── Given entries

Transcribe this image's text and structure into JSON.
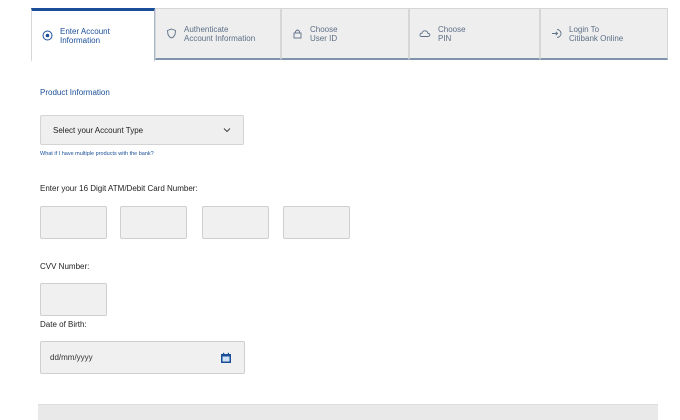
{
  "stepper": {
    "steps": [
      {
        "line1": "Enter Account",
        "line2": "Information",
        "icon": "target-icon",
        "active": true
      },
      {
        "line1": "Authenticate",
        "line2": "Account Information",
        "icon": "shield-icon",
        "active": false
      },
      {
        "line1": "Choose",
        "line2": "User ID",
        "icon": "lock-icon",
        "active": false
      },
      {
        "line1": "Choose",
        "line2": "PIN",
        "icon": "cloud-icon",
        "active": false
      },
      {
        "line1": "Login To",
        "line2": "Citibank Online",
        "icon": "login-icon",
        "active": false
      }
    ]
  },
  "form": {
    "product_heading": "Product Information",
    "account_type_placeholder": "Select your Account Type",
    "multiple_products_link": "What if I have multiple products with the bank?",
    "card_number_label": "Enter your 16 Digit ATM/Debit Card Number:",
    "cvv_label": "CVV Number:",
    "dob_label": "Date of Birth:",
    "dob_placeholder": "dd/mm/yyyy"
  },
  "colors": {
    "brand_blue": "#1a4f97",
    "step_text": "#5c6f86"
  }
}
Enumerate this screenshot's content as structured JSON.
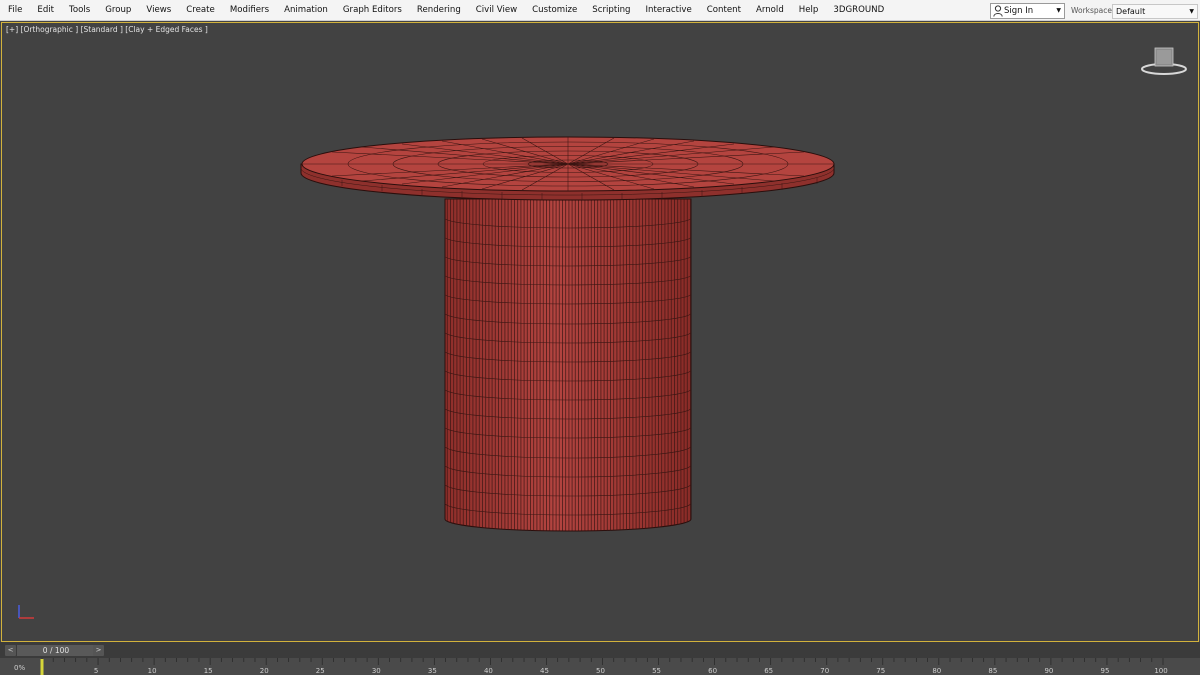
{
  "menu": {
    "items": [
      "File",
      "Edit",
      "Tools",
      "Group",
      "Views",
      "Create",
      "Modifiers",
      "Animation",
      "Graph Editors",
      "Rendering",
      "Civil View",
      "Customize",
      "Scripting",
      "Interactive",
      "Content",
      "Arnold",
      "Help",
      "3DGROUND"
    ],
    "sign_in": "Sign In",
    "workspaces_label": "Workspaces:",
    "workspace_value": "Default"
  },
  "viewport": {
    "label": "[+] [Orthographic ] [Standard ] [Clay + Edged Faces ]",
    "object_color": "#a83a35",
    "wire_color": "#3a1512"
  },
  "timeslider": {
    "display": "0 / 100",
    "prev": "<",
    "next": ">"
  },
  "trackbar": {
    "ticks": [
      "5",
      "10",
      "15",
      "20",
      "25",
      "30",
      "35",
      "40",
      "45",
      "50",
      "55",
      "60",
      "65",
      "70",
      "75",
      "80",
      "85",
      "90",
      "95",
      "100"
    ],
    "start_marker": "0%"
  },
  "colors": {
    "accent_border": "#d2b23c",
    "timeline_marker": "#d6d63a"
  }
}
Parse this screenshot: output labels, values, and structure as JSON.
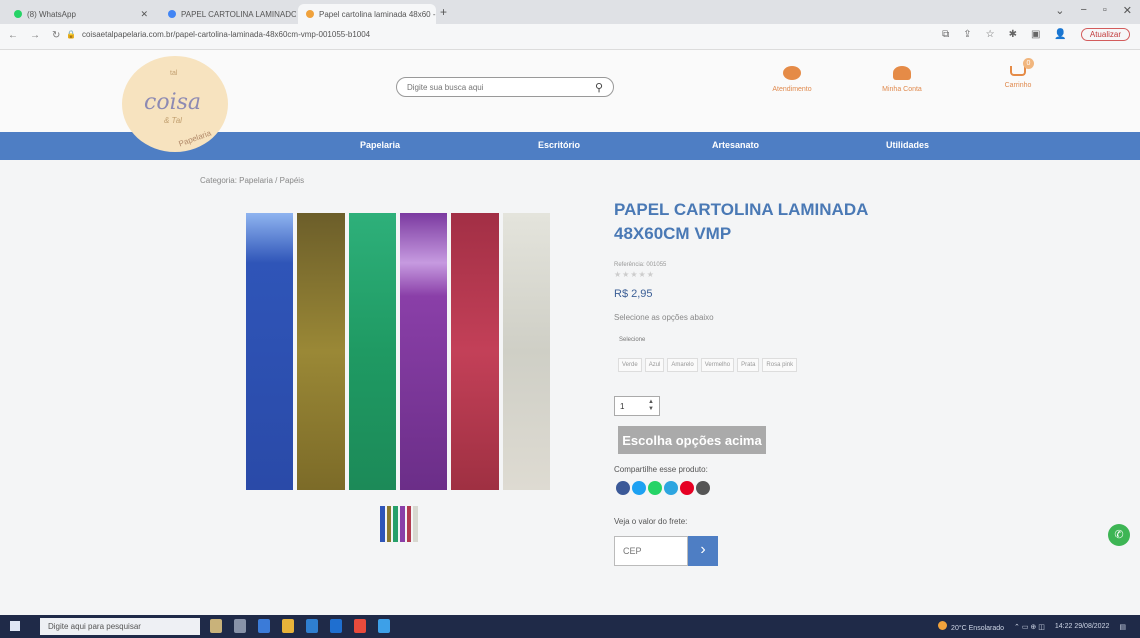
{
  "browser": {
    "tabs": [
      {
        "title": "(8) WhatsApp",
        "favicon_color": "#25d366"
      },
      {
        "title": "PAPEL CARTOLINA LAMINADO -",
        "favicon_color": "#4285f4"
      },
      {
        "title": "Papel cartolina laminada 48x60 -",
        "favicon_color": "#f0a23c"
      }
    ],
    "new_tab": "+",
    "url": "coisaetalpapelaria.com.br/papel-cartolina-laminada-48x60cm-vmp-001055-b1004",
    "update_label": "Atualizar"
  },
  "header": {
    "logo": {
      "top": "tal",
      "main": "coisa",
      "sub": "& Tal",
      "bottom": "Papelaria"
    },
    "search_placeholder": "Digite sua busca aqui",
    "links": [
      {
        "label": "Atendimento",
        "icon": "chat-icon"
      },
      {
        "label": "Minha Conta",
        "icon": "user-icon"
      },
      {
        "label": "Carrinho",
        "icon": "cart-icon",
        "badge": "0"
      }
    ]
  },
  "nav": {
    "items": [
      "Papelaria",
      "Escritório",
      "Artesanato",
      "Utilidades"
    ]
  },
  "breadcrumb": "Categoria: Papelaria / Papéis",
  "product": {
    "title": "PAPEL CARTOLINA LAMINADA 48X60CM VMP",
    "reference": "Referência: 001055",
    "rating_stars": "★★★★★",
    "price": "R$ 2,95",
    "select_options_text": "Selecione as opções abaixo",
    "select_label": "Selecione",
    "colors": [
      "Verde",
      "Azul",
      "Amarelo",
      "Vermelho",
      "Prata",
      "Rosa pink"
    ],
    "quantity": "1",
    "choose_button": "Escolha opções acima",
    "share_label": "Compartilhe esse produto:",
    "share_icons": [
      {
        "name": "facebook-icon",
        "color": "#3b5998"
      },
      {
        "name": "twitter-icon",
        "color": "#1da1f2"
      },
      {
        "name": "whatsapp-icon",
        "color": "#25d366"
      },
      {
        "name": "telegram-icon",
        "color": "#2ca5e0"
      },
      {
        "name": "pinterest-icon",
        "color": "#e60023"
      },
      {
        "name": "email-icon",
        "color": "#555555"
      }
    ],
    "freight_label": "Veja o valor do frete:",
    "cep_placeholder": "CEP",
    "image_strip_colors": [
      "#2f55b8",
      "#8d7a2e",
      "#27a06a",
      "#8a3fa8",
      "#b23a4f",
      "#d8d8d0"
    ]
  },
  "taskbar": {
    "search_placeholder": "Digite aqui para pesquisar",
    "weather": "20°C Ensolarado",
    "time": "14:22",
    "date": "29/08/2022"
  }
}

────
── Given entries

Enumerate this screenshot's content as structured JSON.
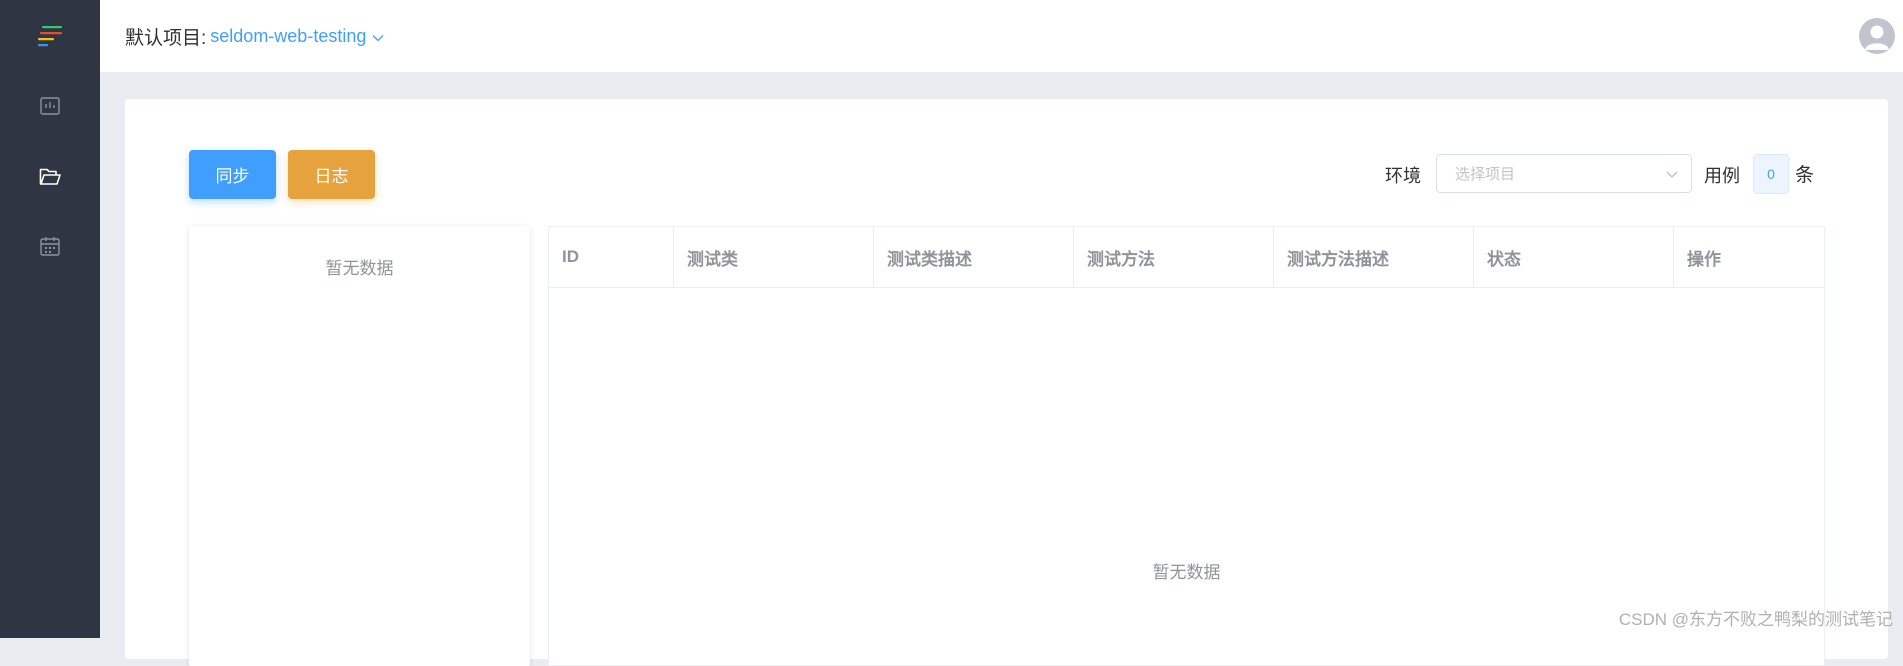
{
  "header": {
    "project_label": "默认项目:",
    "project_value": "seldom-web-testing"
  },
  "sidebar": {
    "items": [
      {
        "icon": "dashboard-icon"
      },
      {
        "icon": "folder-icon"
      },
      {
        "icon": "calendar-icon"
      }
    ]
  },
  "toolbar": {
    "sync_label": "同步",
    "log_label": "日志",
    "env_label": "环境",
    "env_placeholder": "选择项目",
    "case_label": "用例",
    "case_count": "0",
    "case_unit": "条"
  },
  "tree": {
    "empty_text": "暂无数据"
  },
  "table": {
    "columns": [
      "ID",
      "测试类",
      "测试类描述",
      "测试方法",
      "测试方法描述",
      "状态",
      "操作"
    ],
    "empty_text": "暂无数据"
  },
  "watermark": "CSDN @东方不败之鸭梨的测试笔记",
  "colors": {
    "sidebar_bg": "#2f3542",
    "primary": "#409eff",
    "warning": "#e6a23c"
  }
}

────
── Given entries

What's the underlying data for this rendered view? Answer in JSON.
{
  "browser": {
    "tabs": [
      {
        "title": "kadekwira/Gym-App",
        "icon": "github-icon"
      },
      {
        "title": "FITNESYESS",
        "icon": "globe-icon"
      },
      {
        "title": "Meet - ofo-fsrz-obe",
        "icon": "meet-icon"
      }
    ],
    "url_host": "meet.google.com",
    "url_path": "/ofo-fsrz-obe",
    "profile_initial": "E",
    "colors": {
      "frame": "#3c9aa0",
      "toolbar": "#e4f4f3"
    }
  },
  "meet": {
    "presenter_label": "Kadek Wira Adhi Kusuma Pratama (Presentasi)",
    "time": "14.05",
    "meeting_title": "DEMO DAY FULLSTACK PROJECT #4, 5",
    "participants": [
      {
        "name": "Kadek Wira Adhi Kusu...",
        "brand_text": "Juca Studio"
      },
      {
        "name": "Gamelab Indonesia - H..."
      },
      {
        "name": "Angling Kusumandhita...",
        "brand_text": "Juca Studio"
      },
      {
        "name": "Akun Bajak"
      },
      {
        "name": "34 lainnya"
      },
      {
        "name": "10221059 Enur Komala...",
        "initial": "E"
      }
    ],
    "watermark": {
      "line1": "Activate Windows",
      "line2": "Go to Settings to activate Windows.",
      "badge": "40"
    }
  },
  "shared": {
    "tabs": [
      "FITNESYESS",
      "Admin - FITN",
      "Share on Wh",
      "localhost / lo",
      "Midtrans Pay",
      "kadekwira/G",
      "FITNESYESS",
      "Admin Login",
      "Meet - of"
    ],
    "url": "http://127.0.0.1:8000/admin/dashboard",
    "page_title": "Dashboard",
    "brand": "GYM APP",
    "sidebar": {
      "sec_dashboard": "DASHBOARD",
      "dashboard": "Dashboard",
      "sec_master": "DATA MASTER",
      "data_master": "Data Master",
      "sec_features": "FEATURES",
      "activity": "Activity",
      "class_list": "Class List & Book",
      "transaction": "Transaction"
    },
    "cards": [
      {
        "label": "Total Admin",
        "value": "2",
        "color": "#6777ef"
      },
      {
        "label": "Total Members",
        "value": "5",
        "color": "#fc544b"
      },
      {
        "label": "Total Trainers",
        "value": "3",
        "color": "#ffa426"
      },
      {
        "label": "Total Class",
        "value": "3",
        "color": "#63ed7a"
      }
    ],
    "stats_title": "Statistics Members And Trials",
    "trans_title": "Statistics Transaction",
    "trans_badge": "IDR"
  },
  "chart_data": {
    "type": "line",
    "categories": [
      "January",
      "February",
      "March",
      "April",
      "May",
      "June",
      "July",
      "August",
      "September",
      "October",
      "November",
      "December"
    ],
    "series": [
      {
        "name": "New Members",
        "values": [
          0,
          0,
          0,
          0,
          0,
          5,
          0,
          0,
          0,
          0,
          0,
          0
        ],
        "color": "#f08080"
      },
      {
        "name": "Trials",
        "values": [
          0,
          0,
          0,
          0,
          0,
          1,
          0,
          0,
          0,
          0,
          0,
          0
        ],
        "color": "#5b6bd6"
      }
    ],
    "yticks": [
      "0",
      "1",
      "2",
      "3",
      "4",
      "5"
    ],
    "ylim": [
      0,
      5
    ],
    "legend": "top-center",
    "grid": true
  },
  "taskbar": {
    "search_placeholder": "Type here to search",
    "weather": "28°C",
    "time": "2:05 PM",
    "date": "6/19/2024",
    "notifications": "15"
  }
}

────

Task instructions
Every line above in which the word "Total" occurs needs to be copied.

Written solution
        "label": "Total Admin",
        "label": "Total Members",
        "label": "Total Trainers",
        "label": "Total Class",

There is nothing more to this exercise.